Eddict of Nantes a 1598 declaration in which the French king Henry IV promised that Protestants could live in peace in France and could set up houses of worship in some French cities.
Divine Right the idea that monarchs are God’s representatives on earth and are therefore answerable only to God
Skepitalism a philosophy based on the idea that nothing can be known for certain
Intendent a French government official appointed by the monarch to collect taxes and administer justice
Thomas Jefferson Wrote the Declaration of Independence
Bill of Rights the first ten amendments to the U.S. Constitution, which protect citizens’ basic rights and freedoms
Declaration of Independence a statement of the reasons for the American colonies’ break with Britain, approved by the Second Continental Congress in 1776
John Locke Considered human nature and the role of Government and created the political theory.

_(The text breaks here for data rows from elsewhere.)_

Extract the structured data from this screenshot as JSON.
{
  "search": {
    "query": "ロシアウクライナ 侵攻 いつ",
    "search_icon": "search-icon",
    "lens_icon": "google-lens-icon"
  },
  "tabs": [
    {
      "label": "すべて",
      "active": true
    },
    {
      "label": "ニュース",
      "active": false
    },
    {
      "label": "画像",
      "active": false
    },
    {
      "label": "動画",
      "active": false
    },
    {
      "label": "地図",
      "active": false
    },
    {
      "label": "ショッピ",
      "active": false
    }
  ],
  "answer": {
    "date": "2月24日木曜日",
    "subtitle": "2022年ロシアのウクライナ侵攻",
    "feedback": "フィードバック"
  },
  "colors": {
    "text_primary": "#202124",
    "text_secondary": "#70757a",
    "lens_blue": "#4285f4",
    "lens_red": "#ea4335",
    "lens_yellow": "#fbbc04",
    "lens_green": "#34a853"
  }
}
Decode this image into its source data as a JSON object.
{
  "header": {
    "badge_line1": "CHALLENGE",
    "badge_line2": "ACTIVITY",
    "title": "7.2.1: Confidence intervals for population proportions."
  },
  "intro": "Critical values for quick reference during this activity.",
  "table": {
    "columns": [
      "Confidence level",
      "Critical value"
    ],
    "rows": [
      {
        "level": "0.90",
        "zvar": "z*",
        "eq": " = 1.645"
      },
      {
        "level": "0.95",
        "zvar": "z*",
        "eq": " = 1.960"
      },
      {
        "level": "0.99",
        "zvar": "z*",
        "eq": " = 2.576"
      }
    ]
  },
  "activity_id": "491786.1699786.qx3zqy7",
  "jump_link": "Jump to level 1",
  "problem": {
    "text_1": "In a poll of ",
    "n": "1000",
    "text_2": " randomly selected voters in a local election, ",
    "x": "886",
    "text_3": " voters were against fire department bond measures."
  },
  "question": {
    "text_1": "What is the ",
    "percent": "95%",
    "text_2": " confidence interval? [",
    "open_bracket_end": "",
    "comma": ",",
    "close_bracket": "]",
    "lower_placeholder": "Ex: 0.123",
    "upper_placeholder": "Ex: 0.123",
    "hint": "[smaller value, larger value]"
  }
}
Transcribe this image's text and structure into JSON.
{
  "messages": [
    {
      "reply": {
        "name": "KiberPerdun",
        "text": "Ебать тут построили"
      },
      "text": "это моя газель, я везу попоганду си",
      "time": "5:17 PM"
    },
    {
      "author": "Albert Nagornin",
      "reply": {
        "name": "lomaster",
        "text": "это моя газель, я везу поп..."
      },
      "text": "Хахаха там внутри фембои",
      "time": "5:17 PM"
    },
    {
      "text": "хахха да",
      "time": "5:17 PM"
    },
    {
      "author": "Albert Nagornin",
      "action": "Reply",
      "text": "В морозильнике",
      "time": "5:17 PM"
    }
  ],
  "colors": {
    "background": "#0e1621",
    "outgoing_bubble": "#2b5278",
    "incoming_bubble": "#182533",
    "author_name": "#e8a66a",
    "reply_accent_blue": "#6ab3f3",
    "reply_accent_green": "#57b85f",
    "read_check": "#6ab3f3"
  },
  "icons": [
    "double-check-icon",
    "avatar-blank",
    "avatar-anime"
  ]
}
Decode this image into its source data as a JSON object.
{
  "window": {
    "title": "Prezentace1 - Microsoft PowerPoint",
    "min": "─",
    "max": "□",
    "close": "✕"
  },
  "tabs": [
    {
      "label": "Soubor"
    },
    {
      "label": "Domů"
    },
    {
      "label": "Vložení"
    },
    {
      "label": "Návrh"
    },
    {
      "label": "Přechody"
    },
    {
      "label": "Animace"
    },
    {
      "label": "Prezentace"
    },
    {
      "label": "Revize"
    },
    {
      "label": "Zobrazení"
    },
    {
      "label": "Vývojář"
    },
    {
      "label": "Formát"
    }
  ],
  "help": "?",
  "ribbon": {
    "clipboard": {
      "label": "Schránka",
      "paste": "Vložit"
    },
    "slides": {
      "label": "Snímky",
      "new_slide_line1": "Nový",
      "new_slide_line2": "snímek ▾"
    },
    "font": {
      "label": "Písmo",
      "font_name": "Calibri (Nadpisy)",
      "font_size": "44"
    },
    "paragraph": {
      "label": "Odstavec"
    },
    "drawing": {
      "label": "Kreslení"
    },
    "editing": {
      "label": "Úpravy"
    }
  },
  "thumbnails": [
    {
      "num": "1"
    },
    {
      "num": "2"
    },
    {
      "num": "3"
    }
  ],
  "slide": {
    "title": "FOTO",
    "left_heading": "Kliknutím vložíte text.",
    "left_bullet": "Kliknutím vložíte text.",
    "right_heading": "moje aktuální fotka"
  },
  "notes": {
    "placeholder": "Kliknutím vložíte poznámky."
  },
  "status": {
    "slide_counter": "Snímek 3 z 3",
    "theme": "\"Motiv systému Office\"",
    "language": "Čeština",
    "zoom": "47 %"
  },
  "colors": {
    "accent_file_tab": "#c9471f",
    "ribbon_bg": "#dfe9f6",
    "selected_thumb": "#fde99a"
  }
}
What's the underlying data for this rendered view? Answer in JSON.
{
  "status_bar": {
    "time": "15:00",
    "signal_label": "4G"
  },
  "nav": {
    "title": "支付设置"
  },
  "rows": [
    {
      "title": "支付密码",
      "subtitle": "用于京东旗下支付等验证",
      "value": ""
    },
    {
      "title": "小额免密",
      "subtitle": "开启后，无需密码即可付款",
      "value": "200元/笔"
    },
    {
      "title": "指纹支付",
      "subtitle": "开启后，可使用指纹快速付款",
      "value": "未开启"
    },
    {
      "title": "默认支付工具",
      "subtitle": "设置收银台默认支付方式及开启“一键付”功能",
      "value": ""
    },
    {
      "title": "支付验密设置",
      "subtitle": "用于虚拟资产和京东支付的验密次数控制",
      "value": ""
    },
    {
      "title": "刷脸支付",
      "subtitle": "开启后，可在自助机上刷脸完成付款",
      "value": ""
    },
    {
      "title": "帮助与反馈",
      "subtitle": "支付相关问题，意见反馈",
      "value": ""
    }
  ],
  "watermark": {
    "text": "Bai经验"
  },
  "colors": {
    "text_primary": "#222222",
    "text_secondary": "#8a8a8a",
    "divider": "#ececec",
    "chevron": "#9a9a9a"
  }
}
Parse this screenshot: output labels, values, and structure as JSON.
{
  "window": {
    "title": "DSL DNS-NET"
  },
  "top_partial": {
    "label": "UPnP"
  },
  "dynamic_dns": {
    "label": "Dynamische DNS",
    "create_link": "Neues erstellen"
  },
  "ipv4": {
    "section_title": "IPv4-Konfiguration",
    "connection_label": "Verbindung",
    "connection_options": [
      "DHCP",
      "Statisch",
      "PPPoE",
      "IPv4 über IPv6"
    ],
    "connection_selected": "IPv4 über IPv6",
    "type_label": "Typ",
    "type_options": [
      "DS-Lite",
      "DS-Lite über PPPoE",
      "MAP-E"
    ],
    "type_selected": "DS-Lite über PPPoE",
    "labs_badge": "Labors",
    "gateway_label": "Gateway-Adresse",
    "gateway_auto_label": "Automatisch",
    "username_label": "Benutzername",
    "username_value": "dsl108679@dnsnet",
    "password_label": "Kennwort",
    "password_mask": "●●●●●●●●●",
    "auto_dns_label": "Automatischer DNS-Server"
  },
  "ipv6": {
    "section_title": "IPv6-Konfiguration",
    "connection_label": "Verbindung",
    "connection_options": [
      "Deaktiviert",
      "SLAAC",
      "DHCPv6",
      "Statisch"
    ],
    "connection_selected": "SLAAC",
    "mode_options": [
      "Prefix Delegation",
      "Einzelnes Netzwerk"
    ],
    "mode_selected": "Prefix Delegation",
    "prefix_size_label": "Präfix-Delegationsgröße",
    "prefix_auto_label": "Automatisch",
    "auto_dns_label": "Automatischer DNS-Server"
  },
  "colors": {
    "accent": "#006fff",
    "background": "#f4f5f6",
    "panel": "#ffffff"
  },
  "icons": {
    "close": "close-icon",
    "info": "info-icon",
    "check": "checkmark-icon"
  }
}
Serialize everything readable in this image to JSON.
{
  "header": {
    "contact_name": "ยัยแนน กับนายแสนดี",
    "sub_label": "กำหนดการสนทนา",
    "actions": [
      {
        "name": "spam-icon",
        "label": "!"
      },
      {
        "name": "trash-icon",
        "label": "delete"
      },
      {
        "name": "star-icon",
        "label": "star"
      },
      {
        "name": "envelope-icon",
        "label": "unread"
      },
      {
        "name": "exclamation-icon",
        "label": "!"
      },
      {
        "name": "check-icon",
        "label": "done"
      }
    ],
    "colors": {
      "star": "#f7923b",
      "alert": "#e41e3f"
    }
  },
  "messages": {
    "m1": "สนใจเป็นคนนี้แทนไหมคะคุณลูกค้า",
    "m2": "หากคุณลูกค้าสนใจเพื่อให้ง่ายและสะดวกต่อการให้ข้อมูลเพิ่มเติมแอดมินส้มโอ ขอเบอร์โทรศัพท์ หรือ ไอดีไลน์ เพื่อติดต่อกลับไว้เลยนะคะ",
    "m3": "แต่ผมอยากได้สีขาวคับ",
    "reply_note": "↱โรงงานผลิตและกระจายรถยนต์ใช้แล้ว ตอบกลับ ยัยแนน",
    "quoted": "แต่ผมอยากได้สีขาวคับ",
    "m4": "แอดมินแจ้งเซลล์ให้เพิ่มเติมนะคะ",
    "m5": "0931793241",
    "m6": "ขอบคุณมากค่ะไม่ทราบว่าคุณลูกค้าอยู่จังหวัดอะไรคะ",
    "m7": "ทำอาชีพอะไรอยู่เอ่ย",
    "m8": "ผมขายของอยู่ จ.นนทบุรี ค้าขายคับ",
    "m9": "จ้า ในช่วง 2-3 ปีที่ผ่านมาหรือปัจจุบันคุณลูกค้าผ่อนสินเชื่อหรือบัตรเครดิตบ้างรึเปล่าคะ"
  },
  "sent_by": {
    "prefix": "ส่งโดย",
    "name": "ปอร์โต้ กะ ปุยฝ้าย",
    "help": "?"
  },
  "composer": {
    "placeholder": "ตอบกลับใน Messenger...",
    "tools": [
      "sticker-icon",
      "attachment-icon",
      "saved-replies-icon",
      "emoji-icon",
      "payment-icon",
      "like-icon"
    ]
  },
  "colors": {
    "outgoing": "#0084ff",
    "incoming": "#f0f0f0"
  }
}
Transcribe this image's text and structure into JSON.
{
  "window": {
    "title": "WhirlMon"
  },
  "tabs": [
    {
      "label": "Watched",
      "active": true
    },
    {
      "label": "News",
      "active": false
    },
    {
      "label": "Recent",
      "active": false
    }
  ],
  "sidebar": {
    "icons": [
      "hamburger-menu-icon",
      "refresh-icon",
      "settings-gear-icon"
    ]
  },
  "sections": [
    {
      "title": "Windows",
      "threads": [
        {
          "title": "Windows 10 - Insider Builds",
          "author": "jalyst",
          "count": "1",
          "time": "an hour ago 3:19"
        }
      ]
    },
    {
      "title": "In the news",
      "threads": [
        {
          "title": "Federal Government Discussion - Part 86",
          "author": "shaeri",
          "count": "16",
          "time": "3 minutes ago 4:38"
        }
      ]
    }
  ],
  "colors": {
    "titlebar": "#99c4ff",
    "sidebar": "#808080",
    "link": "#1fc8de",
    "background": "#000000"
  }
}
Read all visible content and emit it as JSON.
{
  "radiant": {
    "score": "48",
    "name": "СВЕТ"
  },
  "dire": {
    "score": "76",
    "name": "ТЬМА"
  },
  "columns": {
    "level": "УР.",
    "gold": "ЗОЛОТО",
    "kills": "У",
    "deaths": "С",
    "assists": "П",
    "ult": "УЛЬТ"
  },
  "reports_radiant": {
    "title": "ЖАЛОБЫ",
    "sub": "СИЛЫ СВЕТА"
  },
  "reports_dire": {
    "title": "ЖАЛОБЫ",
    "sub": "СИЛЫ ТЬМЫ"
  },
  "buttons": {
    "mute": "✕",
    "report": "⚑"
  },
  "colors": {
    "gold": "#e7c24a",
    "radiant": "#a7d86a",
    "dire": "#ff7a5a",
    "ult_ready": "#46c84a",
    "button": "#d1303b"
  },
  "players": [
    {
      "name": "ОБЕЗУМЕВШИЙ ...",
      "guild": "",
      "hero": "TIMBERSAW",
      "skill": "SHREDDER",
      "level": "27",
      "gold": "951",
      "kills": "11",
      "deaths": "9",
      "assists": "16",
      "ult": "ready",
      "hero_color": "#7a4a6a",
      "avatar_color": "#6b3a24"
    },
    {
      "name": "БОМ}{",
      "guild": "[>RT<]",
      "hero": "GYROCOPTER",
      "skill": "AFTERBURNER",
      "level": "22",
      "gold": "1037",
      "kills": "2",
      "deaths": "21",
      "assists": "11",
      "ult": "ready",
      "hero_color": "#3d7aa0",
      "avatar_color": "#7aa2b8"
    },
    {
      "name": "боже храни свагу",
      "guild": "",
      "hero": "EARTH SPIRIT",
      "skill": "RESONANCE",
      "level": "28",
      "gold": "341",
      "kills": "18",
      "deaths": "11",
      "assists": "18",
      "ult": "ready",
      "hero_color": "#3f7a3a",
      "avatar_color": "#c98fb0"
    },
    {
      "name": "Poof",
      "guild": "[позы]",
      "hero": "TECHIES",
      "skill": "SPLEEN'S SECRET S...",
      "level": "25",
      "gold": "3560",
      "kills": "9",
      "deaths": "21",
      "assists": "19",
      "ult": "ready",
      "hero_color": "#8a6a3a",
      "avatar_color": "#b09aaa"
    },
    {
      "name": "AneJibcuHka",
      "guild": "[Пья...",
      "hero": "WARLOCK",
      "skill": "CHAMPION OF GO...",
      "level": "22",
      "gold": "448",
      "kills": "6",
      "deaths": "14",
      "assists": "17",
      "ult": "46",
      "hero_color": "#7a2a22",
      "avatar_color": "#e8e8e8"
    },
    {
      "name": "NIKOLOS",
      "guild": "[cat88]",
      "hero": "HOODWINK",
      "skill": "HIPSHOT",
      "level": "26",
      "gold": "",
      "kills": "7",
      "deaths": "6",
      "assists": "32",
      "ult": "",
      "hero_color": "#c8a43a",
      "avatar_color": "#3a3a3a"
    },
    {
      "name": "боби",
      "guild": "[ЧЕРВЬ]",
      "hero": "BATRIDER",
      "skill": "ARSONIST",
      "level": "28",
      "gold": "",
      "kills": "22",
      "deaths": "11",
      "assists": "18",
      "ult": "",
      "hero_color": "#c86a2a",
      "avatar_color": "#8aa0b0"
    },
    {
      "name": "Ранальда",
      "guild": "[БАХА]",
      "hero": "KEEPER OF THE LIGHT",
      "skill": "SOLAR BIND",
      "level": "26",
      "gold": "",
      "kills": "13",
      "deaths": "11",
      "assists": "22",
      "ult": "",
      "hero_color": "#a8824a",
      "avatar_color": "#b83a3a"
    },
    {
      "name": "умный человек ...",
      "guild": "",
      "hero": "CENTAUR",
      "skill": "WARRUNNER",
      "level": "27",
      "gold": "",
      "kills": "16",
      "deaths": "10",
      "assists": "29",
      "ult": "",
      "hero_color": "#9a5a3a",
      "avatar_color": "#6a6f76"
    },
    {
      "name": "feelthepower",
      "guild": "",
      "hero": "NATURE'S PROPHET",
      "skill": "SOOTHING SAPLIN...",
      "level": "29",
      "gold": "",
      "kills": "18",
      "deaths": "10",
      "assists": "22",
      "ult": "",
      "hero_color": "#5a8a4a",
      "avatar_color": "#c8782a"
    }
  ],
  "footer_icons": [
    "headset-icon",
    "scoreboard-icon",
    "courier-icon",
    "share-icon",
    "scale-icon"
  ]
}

Salon a social gathering of intellectuals and artists, like those held in the homes of wealthy women in Paris and other European cities during the Enlightenment
Neoclassical relating to a simple, elegant style (based on ideas and themes from ancient Greece and Rome) that characterized the arts in Europe during the late 1700s
Fedural System a system of government in which power is divided between a central authority and a number of individual states
Checks and Balences measures designed to prevent any one branch of government from dominating the others
Enlightment an 18th-century European movement in which thinkers attempted to apply the principles of reason and the scientific method to all aspects of society
Estates one of the three social classes in France before the French Revolution—the First Estate consisting of the clergy; the Second Estate, of the nobility; and the Third Estate, of the rest of the population
Created by: Alisha B.